▼

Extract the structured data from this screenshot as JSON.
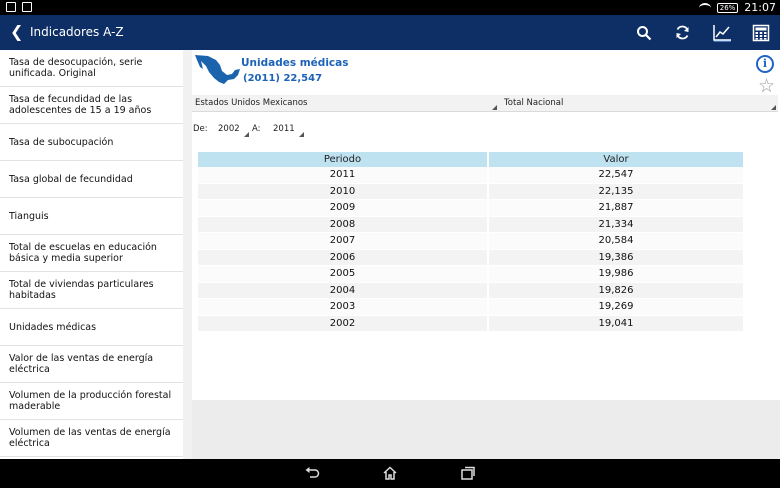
{
  "status": {
    "battery": "26%",
    "time": "21:07"
  },
  "appbar": {
    "title": "Indicadores A-Z"
  },
  "sidebar": {
    "items": [
      "Tasa de desocupación, serie unificada. Original",
      "Tasa de fecundidad de las adolescentes de 15 a 19 años",
      "Tasa de subocupación",
      "Tasa global de fecundidad",
      "Tianguis",
      "Total de escuelas en educación básica y media superior",
      "Total de viviendas particulares habitadas",
      "Unidades médicas",
      "Valor de las ventas de energía eléctrica",
      "Volumen de la producción forestal maderable",
      "Volumen de las ventas de energía eléctrica"
    ]
  },
  "indicator": {
    "name": "Unidades médicas",
    "value": "(2011) 22,547"
  },
  "filters": {
    "region": "Estados Unidos Mexicanos",
    "scope": "Total Nacional"
  },
  "range": {
    "from_label": "De:",
    "from_value": "2002",
    "to_label": "A:",
    "to_value": "2011"
  },
  "table": {
    "headers": [
      "Periodo",
      "Valor"
    ],
    "rows": [
      [
        "2011",
        "22,547"
      ],
      [
        "2010",
        "22,135"
      ],
      [
        "2009",
        "21,887"
      ],
      [
        "2008",
        "21,334"
      ],
      [
        "2007",
        "20,584"
      ],
      [
        "2006",
        "19,386"
      ],
      [
        "2005",
        "19,986"
      ],
      [
        "2004",
        "19,826"
      ],
      [
        "2003",
        "19,269"
      ],
      [
        "2002",
        "19,041"
      ]
    ]
  }
}
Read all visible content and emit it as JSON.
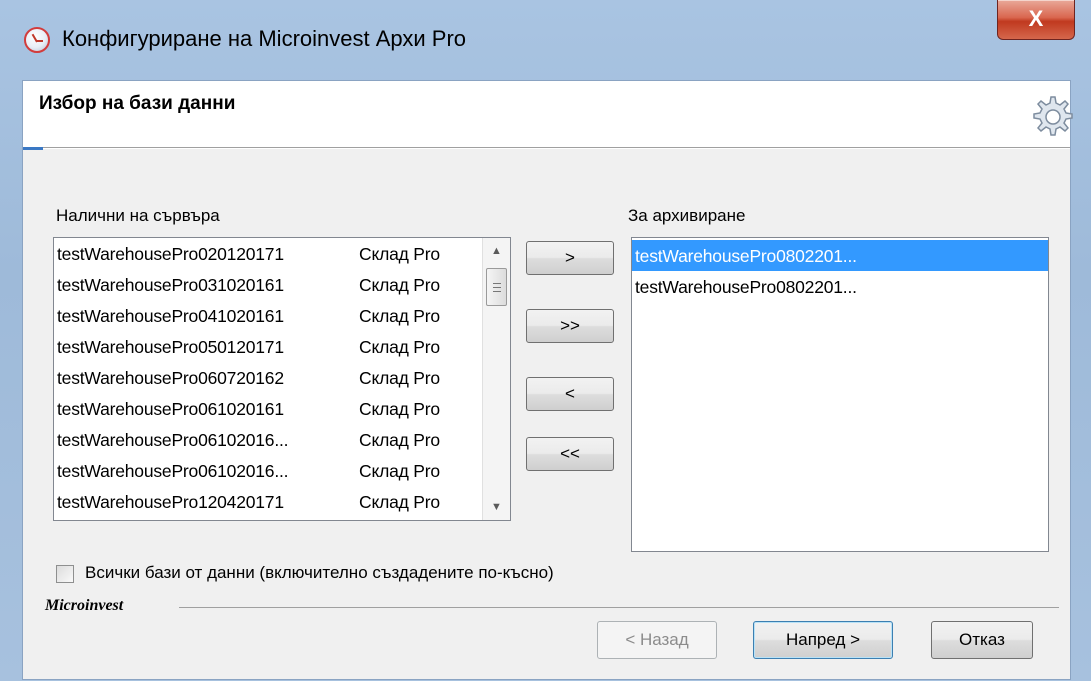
{
  "window": {
    "title": "Конфигуриране на Microinvest Архи Pro",
    "close_label": "X"
  },
  "header": {
    "title": "Избор на бази данни"
  },
  "available": {
    "label": "Налични на сървъра",
    "rows": [
      {
        "name": "testWarehousePro020120171",
        "type": "Склад Pro"
      },
      {
        "name": "testWarehousePro031020161",
        "type": "Склад Pro"
      },
      {
        "name": "testWarehousePro041020161",
        "type": "Склад Pro"
      },
      {
        "name": "testWarehousePro050120171",
        "type": "Склад Pro"
      },
      {
        "name": "testWarehousePro060720162",
        "type": "Склад Pro"
      },
      {
        "name": "testWarehousePro061020161",
        "type": "Склад Pro"
      },
      {
        "name": "testWarehousePro06102016...",
        "type": "Склад Pro"
      },
      {
        "name": "testWarehousePro06102016...",
        "type": "Склад Pro"
      },
      {
        "name": "testWarehousePro120420171",
        "type": "Склад Pro"
      }
    ]
  },
  "selected": {
    "label": "За архивиране",
    "rows": [
      {
        "name": "testWarehousePro0802201...",
        "highlighted": true
      },
      {
        "name": "testWarehousePro0802201...",
        "highlighted": false
      }
    ]
  },
  "transfer_buttons": {
    "add_one": ">",
    "add_all": ">>",
    "remove_one": "<",
    "remove_all": "<<"
  },
  "all_databases": {
    "label": "Всички бази от данни (включително създадените по-късно)",
    "checked": false
  },
  "footer": {
    "brand": "Microinvest",
    "back_label": "< Назад",
    "next_label": "Напред >",
    "cancel_label": "Отказ"
  },
  "colors": {
    "selection": "#3399ff",
    "frame": "#a9c4e2",
    "close_button": "#c0391f"
  }
}
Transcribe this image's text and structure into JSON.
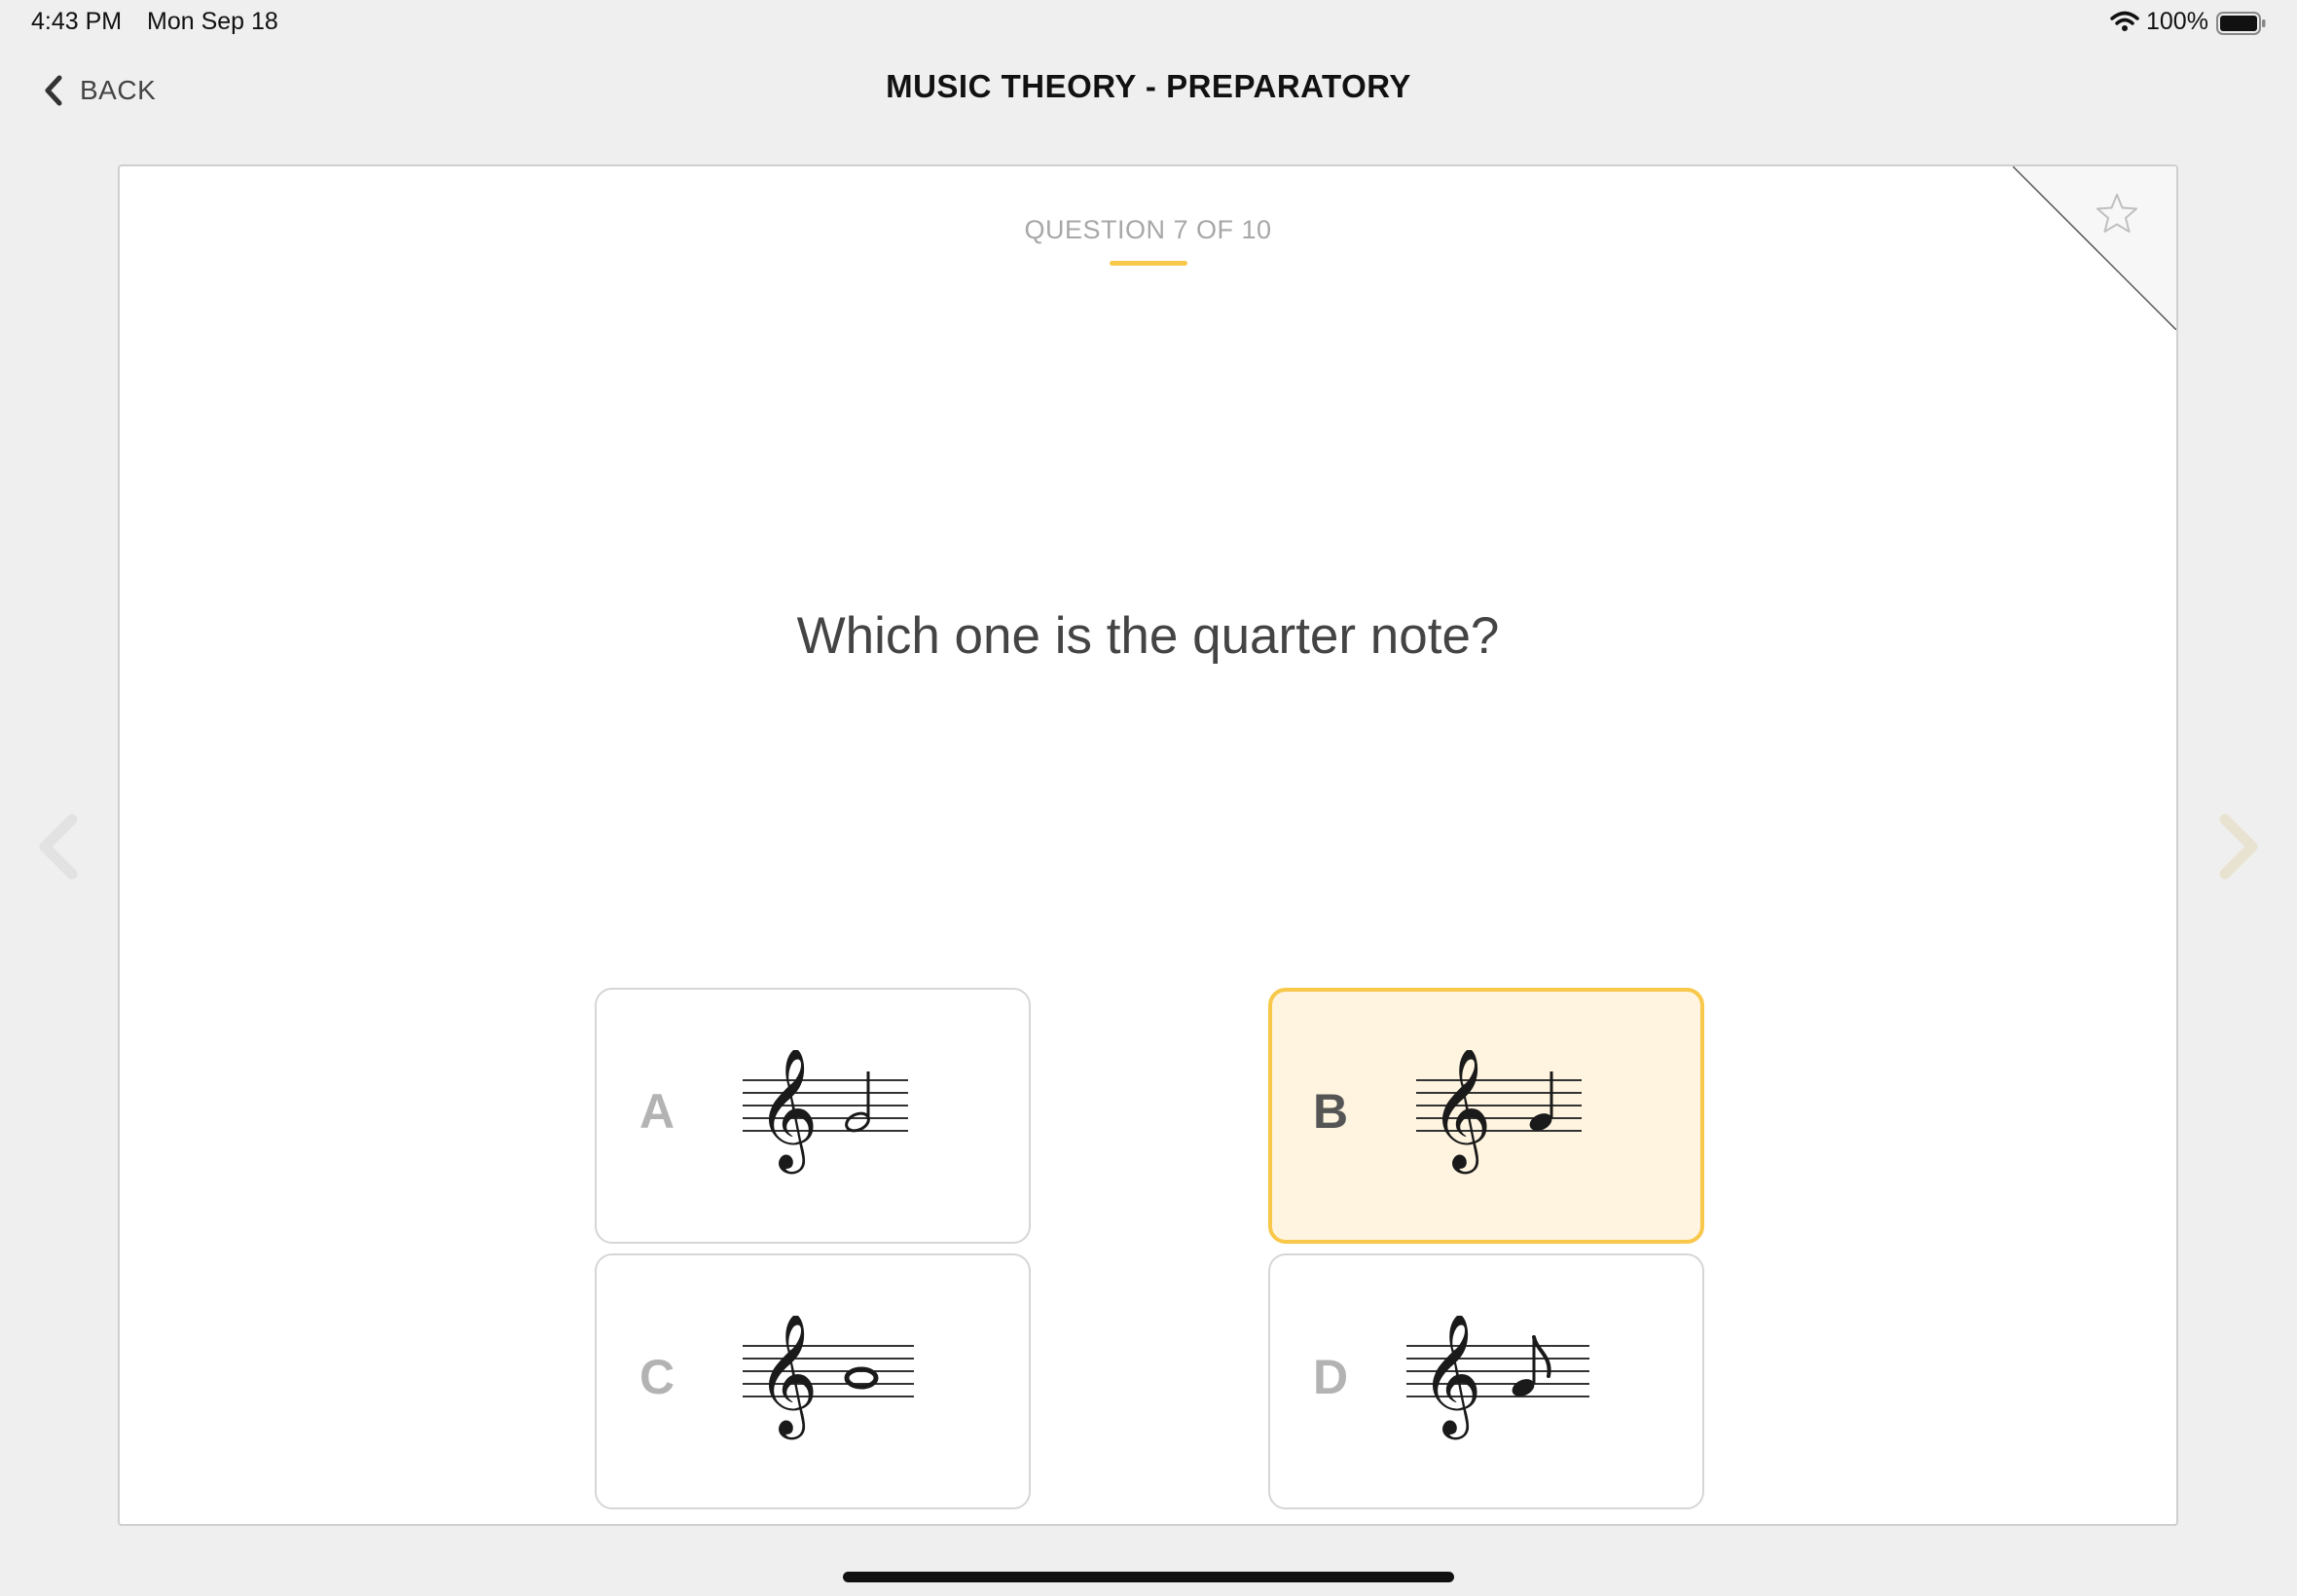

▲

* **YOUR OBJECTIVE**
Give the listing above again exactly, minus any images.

* **REPLY**
Extract the structured data from this screenshot as JSON.
{
  "status": {
    "battery": "26%",
    "time": "21:07"
  },
  "appbar": {
    "title": "Indicadores A-Z"
  },
  "sidebar": {
    "items": [
      "Tasa de desocupación, serie unificada. Original",
      "Tasa de fecundidad de las adolescentes de 15 a 19 años",
      "Tasa de subocupación",
      "Tasa global de fecundidad",
      "Tianguis",
      "Total de escuelas en educación básica y media superior",
      "Total de viviendas particulares habitadas",
      "Unidades médicas",
      "Valor de las ventas de energía eléctrica",
      "Volumen de la producción forestal maderable",
      "Volumen de las ventas de energía eléctrica"
    ]
  },
  "indicator": {
    "name": "Unidades médicas",
    "value": "(2011) 22,547"
  },
  "filters": {
    "region": "Estados Unidos Mexicanos",
    "scope": "Total Nacional"
  },
  "range": {
    "from_label": "De:",
    "from_value": "2002",
    "to_label": "A:",
    "to_value": "2011"
  },
  "table": {
    "headers": [
      "Periodo",
      "Valor"
    ],
    "rows": [
      [
        "2011",
        "22,547"
      ],
      [
        "2010",
        "22,135"
      ],
      [
        "2009",
        "21,887"
      ],
      [
        "2008",
        "21,334"
      ],
      [
        "2007",
        "20,584"
      ],
      [
        "2006",
        "19,386"
      ],
      [
        "2005",
        "19,986"
      ],
      [
        "2004",
        "19,826"
      ],
      [
        "2003",
        "19,269"
      ],
      [
        "2002",
        "19,041"
      ]
    ]
  }
}
Read all visible content and emit it as JSON.
{
  "window": {
    "title": "Конфигуриране на Microinvest Архи Pro",
    "close_label": "X"
  },
  "header": {
    "title": "Избор на бази данни"
  },
  "available": {
    "label": "Налични на сървъра",
    "rows": [
      {
        "name": "testWarehousePro020120171",
        "type": "Склад Pro"
      },
      {
        "name": "testWarehousePro031020161",
        "type": "Склад Pro"
      },
      {
        "name": "testWarehousePro041020161",
        "type": "Склад Pro"
      },
      {
        "name": "testWarehousePro050120171",
        "type": "Склад Pro"
      },
      {
        "name": "testWarehousePro060720162",
        "type": "Склад Pro"
      },
      {
        "name": "testWarehousePro061020161",
        "type": "Склад Pro"
      },
      {
        "name": "testWarehousePro06102016...",
        "type": "Склад Pro"
      },
      {
        "name": "testWarehousePro06102016...",
        "type": "Склад Pro"
      },
      {
        "name": "testWarehousePro120420171",
        "type": "Склад Pro"
      }
    ]
  },
  "selected": {
    "label": "За архивиране",
    "rows": [
      {
        "name": "testWarehousePro0802201...",
        "highlighted": true
      },
      {
        "name": "testWarehousePro0802201...",
        "highlighted": false
      }
    ]
  },
  "transfer_buttons": {
    "add_one": ">",
    "add_all": ">>",
    "remove_one": "<",
    "remove_all": "<<"
  },
  "all_databases": {
    "label": "Всички бази от данни (включително създадените по-късно)",
    "checked": false
  },
  "footer": {
    "brand": "Microinvest",
    "back_label": "< Назад",
    "next_label": "Напред >",
    "cancel_label": "Отказ"
  },
  "colors": {
    "selection": "#3399ff",
    "frame": "#a9c4e2",
    "close_button": "#c0391f"
  }
}
Transcribe this image's text and structure into JSON.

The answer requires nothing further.